• _Problem statement_
Reproduce the entries exactly.

• _Data provided_
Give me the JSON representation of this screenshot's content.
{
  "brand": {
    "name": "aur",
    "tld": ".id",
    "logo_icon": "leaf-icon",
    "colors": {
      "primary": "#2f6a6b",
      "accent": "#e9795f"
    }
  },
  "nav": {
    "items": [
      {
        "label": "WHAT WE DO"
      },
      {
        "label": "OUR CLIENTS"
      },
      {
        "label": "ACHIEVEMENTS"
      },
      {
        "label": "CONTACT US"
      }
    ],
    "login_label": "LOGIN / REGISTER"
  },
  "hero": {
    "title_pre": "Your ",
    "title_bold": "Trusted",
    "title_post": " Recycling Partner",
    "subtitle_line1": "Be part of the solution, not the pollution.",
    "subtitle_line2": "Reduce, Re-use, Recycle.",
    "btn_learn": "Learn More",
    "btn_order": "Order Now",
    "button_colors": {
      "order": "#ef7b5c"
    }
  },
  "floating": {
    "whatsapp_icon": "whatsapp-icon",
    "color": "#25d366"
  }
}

• _Worked solution_
Give me the JSON representation of this screenshot's content.
{
  "brand": {
    "name": "aur",
    "tld": ".id",
    "logo_icon": "leaf-icon",
    "colors": {
      "primary": "#2f6a6b",
      "accent": "#e9795f"
    }
  },
  "nav": {
    "items": [
      {
        "label": "WHAT WE DO"
      },
      {
        "label": "OUR CLIENTS"
      },
      {
        "label": "ACHIEVEMENTS"
      },
      {
        "label": "CONTACT US"
      }
    ],
    "login_label": "LOGIN / REGISTER"
  },
  "hero": {
    "title_pre": "Your ",
    "title_bold": "Trusted",
    "title_post": " Recycling Partner",
    "subtitle_line1": "Be part of the solution, not the pollution.",
    "subtitle_line2": "Reduce, Re-use, Recycle.",
    "btn_learn": "Learn More",
    "btn_order": "Order Now",
    "button_colors": {
      "order": "#ef7b5c"
    }
  },
  "floating": {
    "whatsapp_icon": "whatsapp-icon",
    "color": "#25d366"
  }
}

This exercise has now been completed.